## REQUIREMENT
A word-for-word copy of the records that follow is needed, with every picture omitted.

----- DATA FOR THE TASK

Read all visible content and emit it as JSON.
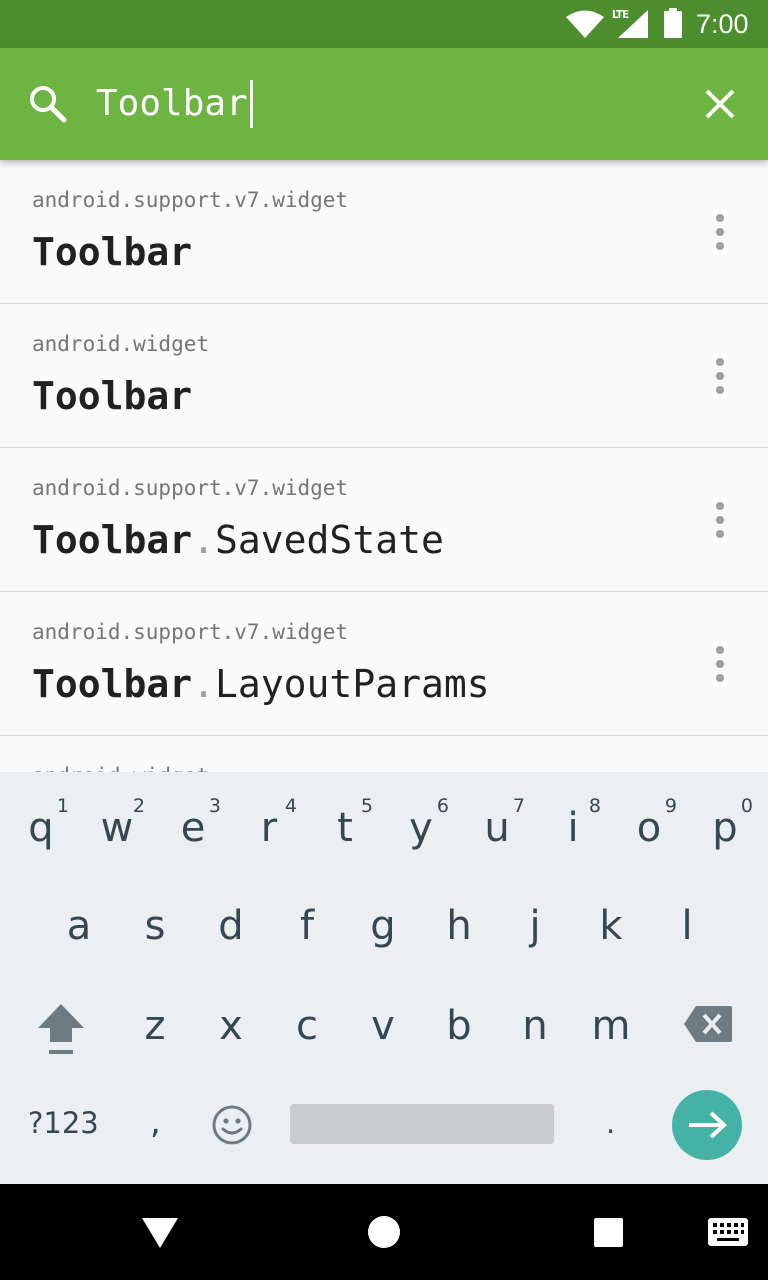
{
  "status_bar": {
    "network": "LTE",
    "time": "7:00"
  },
  "search": {
    "query": "Toolbar"
  },
  "results": [
    {
      "package": "android.support.v7.widget",
      "match": "Toolbar",
      "suffix_dot": "",
      "suffix": ""
    },
    {
      "package": "android.widget",
      "match": "Toolbar",
      "suffix_dot": "",
      "suffix": ""
    },
    {
      "package": "android.support.v7.widget",
      "match": "Toolbar",
      "suffix_dot": ".",
      "suffix": "SavedState"
    },
    {
      "package": "android.support.v7.widget",
      "match": "Toolbar",
      "suffix_dot": ".",
      "suffix": "LayoutParams"
    },
    {
      "package": "android.widget"
    }
  ],
  "keyboard": {
    "row1": [
      {
        "key": "q",
        "hint": "1"
      },
      {
        "key": "w",
        "hint": "2"
      },
      {
        "key": "e",
        "hint": "3"
      },
      {
        "key": "r",
        "hint": "4"
      },
      {
        "key": "t",
        "hint": "5"
      },
      {
        "key": "y",
        "hint": "6"
      },
      {
        "key": "u",
        "hint": "7"
      },
      {
        "key": "i",
        "hint": "8"
      },
      {
        "key": "o",
        "hint": "9"
      },
      {
        "key": "p",
        "hint": "0"
      }
    ],
    "row2": [
      "a",
      "s",
      "d",
      "f",
      "g",
      "h",
      "j",
      "k",
      "l"
    ],
    "row3": [
      "z",
      "x",
      "c",
      "v",
      "b",
      "n",
      "m"
    ],
    "symbols_label": "?123",
    "comma": ",",
    "period": "."
  }
}
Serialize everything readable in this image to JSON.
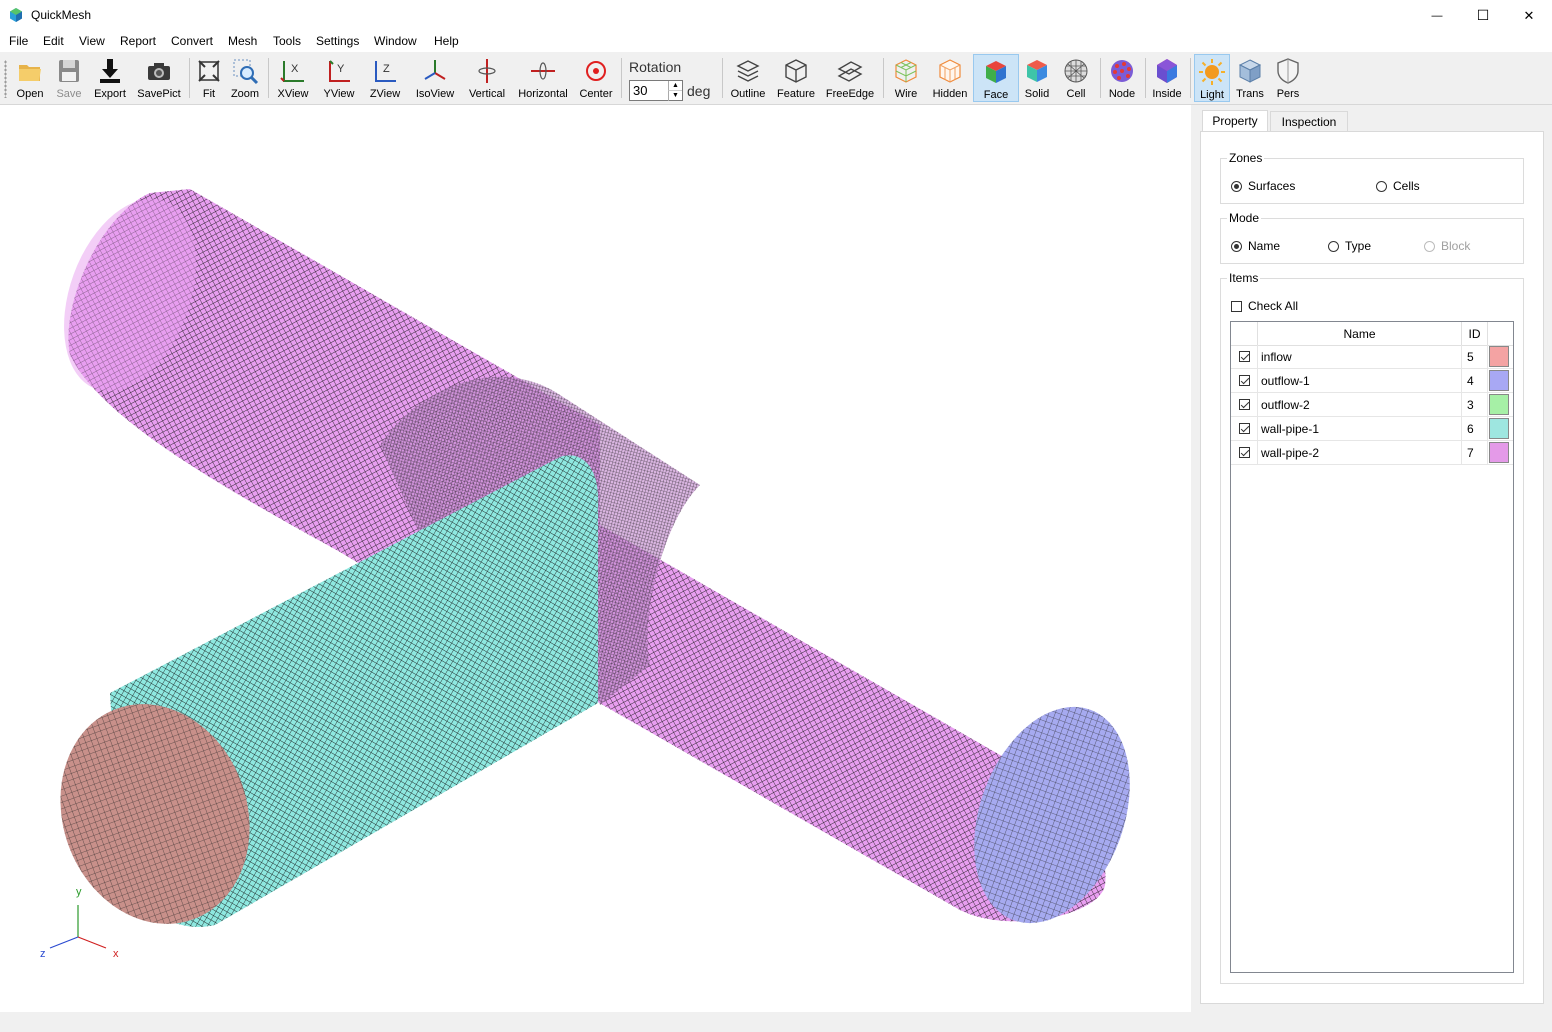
{
  "window": {
    "title": "QuickMesh",
    "controls": {
      "minimize": "—",
      "maximize": "☐",
      "close": "✕"
    }
  },
  "menu": [
    "File",
    "Edit",
    "View",
    "Report",
    "Convert",
    "Mesh",
    "Tools",
    "Settings",
    "Window",
    "Help"
  ],
  "toolbar": {
    "groups": [
      [
        {
          "id": "open",
          "label": "Open",
          "icon": "folder-icon"
        },
        {
          "id": "save",
          "label": "Save",
          "icon": "floppy-disk-icon",
          "disabled": true
        },
        {
          "id": "export",
          "label": "Export",
          "icon": "download-arrow-icon"
        },
        {
          "id": "savepict",
          "label": "SavePict",
          "icon": "camera-icon"
        }
      ],
      [
        {
          "id": "fit",
          "label": "Fit",
          "icon": "fit-arrows-icon"
        },
        {
          "id": "zoom",
          "label": "Zoom",
          "icon": "zoom-magnifier-icon"
        }
      ],
      [
        {
          "id": "xview",
          "label": "XView",
          "icon": "x-axis-view-icon"
        },
        {
          "id": "yview",
          "label": "YView",
          "icon": "y-axis-view-icon"
        },
        {
          "id": "zview",
          "label": "ZView",
          "icon": "z-axis-view-icon"
        },
        {
          "id": "isoview",
          "label": "IsoView",
          "icon": "isometric-view-icon"
        },
        {
          "id": "vertical",
          "label": "Vertical",
          "icon": "vertical-rotate-icon"
        },
        {
          "id": "horizontal",
          "label": "Horizontal",
          "icon": "horizontal-rotate-icon"
        },
        {
          "id": "center",
          "label": "Center",
          "icon": "center-target-icon"
        }
      ],
      [
        {
          "id": "outline",
          "label": "Outline",
          "icon": "outline-layers-icon"
        },
        {
          "id": "feature",
          "label": "Feature",
          "icon": "feature-cube-icon"
        },
        {
          "id": "freeedge",
          "label": "FreeEdge",
          "icon": "free-edge-icon"
        }
      ],
      [
        {
          "id": "wire",
          "label": "Wire",
          "icon": "wire-cube-icon"
        },
        {
          "id": "hidden",
          "label": "Hidden",
          "icon": "hidden-cube-icon"
        },
        {
          "id": "face",
          "label": "Face",
          "icon": "face-cube-icon",
          "active": true
        },
        {
          "id": "solid",
          "label": "Solid",
          "icon": "solid-cube-icon"
        },
        {
          "id": "cell",
          "label": "Cell",
          "icon": "cell-sphere-icon"
        }
      ],
      [
        {
          "id": "node",
          "label": "Node",
          "icon": "node-sphere-icon"
        }
      ],
      [
        {
          "id": "inside",
          "label": "Inside",
          "icon": "inside-hexagon-icon"
        }
      ],
      [
        {
          "id": "light",
          "label": "Light",
          "icon": "sun-icon",
          "active": true
        },
        {
          "id": "trans",
          "label": "Trans",
          "icon": "transparent-cube-icon"
        },
        {
          "id": "pers",
          "label": "Pers",
          "icon": "perspective-shield-icon"
        }
      ]
    ],
    "rotation": {
      "label": "Rotation",
      "value": "30",
      "unit": "deg"
    }
  },
  "viewport": {
    "axes": {
      "x": "x",
      "y": "y",
      "z": "z"
    },
    "colors": {
      "inflow": "#c8908a",
      "outflow1": "#a6aaf0",
      "wallpipe1": "#8ee8e0",
      "wallpipe2": "#e89ef0",
      "mesh": "#111111"
    }
  },
  "panel": {
    "tabs": [
      "Property",
      "Inspection"
    ],
    "zones": {
      "label": "Zones",
      "options": [
        {
          "label": "Surfaces",
          "selected": true
        },
        {
          "label": "Cells",
          "selected": false
        }
      ]
    },
    "mode": {
      "label": "Mode",
      "options": [
        {
          "label": "Name",
          "selected": true
        },
        {
          "label": "Type",
          "selected": false
        },
        {
          "label": "Block",
          "selected": false,
          "disabled": true
        }
      ]
    },
    "items": {
      "label": "Items",
      "check_all": "Check All",
      "columns": {
        "name": "Name",
        "id": "ID"
      },
      "rows": [
        {
          "name": "inflow",
          "id": "5",
          "color": "#f4a3a3",
          "checked": true
        },
        {
          "name": "outflow-1",
          "id": "4",
          "color": "#a8a8f4",
          "checked": true
        },
        {
          "name": "outflow-2",
          "id": "3",
          "color": "#a6f0a6",
          "checked": true
        },
        {
          "name": "wall-pipe-1",
          "id": "6",
          "color": "#9ee6e0",
          "checked": true
        },
        {
          "name": "wall-pipe-2",
          "id": "7",
          "color": "#e49ae8",
          "checked": true
        }
      ]
    }
  }
}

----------

## RESPONSE TO THIS EXERCISE
Read all visible content and emit it as JSON.
{
  "status_bar": {
    "network": "LTE",
    "time": "7:00"
  },
  "search": {
    "query": "Toolbar"
  },
  "results": [
    {
      "package": "android.support.v7.widget",
      "match": "Toolbar",
      "suffix_dot": "",
      "suffix": ""
    },
    {
      "package": "android.widget",
      "match": "Toolbar",
      "suffix_dot": "",
      "suffix": ""
    },
    {
      "package": "android.support.v7.widget",
      "match": "Toolbar",
      "suffix_dot": ".",
      "suffix": "SavedState"
    },
    {
      "package": "android.support.v7.widget",
      "match": "Toolbar",
      "suffix_dot": ".",
      "suffix": "LayoutParams"
    },
    {
      "package": "android.widget"
    }
  ],
  "keyboard": {
    "row1": [
      {
        "key": "q",
        "hint": "1"
      },
      {
        "key": "w",
        "hint": "2"
      },
      {
        "key": "e",
        "hint": "3"
      },
      {
        "key": "r",
        "hint": "4"
      },
      {
        "key": "t",
        "hint": "5"
      },
      {
        "key": "y",
        "hint": "6"
      },
      {
        "key": "u",
        "hint": "7"
      },
      {
        "key": "i",
        "hint": "8"
      },
      {
        "key": "o",
        "hint": "9"
      },
      {
        "key": "p",
        "hint": "0"
      }
    ],
    "row2": [
      "a",
      "s",
      "d",
      "f",
      "g",
      "h",
      "j",
      "k",
      "l"
    ],
    "row3": [
      "z",
      "x",
      "c",
      "v",
      "b",
      "n",
      "m"
    ],
    "symbols_label": "?123",
    "comma": ",",
    "period": "."
  }
}
Serialize everything readable in this image to JSON.
{
  "window": {
    "title": "QuickMesh",
    "controls": {
      "minimize": "—",
      "maximize": "☐",
      "close": "✕"
    }
  },
  "menu": [
    "File",
    "Edit",
    "View",
    "Report",
    "Convert",
    "Mesh",
    "Tools",
    "Settings",
    "Window",
    "Help"
  ],
  "toolbar": {
    "groups": [
      [
        {
          "id": "open",
          "label": "Open",
          "icon": "folder-icon"
        },
        {
          "id": "save",
          "label": "Save",
          "icon": "floppy-disk-icon",
          "disabled": true
        },
        {
          "id": "export",
          "label": "Export",
          "icon": "download-arrow-icon"
        },
        {
          "id": "savepict",
          "label": "SavePict",
          "icon": "camera-icon"
        }
      ],
      [
        {
          "id": "fit",
          "label": "Fit",
          "icon": "fit-arrows-icon"
        },
        {
          "id": "zoom",
          "label": "Zoom",
          "icon": "zoom-magnifier-icon"
        }
      ],
      [
        {
          "id": "xview",
          "label": "XView",
          "icon": "x-axis-view-icon"
        },
        {
          "id": "yview",
          "label": "YView",
          "icon": "y-axis-view-icon"
        },
        {
          "id": "zview",
          "label": "ZView",
          "icon": "z-axis-view-icon"
        },
        {
          "id": "isoview",
          "label": "IsoView",
          "icon": "isometric-view-icon"
        },
        {
          "id": "vertical",
          "label": "Vertical",
          "icon": "vertical-rotate-icon"
        },
        {
          "id": "horizontal",
          "label": "Horizontal",
          "icon": "horizontal-rotate-icon"
        },
        {
          "id": "center",
          "label": "Center",
          "icon": "center-target-icon"
        }
      ],
      [
        {
          "id": "outline",
          "label": "Outline",
          "icon": "outline-layers-icon"
        },
        {
          "id": "feature",
          "label": "Feature",
          "icon": "feature-cube-icon"
        },
        {
          "id": "freeedge",
          "label": "FreeEdge",
          "icon": "free-edge-icon"
        }
      ],
      [
        {
          "id": "wire",
          "label": "Wire",
          "icon": "wire-cube-icon"
        },
        {
          "id": "hidden",
          "label": "Hidden",
          "icon": "hidden-cube-icon"
        },
        {
          "id": "face",
          "label": "Face",
          "icon": "face-cube-icon",
          "active": true
        },
        {
          "id": "solid",
          "label": "Solid",
          "icon": "solid-cube-icon"
        },
        {
          "id": "cell",
          "label": "Cell",
          "icon": "cell-sphere-icon"
        }
      ],
      [
        {
          "id": "node",
          "label": "Node",
          "icon": "node-sphere-icon"
        }
      ],
      [
        {
          "id": "inside",
          "label": "Inside",
          "icon": "inside-hexagon-icon"
        }
      ],
      [
        {
          "id": "light",
          "label": "Light",
          "icon": "sun-icon",
          "active": true
        },
        {
          "id": "trans",
          "label": "Trans",
          "icon": "transparent-cube-icon"
        },
        {
          "id": "pers",
          "label": "Pers",
          "icon": "perspective-shield-icon"
        }
      ]
    ],
    "rotation": {
      "label": "Rotation",
      "value": "30",
      "unit": "deg"
    }
  },
  "viewport": {
    "axes": {
      "x": "x",
      "y": "y",
      "z": "z"
    },
    "colors": {
      "inflow": "#c8908a",
      "outflow1": "#a6aaf0",
      "wallpipe1": "#8ee8e0",
      "wallpipe2": "#e89ef0",
      "mesh": "#111111"
    }
  },
  "panel": {
    "tabs": [
      "Property",
      "Inspection"
    ],
    "zones": {
      "label": "Zones",
      "options": [
        {
          "label": "Surfaces",
          "selected": true
        },
        {
          "label": "Cells",
          "selected": false
        }
      ]
    },
    "mode": {
      "label": "Mode",
      "options": [
        {
          "label": "Name",
          "selected": true
        },
        {
          "label": "Type",
          "selected": false
        },
        {
          "label": "Block",
          "selected": false,
          "disabled": true
        }
      ]
    },
    "items": {
      "label": "Items",
      "check_all": "Check All",
      "columns": {
        "name": "Name",
        "id": "ID"
      },
      "rows": [
        {
          "name": "inflow",
          "id": "5",
          "color": "#f4a3a3",
          "checked": true
        },
        {
          "name": "outflow-1",
          "id": "4",
          "color": "#a8a8f4",
          "checked": true
        },
        {
          "name": "outflow-2",
          "id": "3",
          "color": "#a6f0a6",
          "checked": true
        },
        {
          "name": "wall-pipe-1",
          "id": "6",
          "color": "#9ee6e0",
          "checked": true
        },
        {
          "name": "wall-pipe-2",
          "id": "7",
          "color": "#e49ae8",
          "checked": true
        }
      ]
    }
  }
}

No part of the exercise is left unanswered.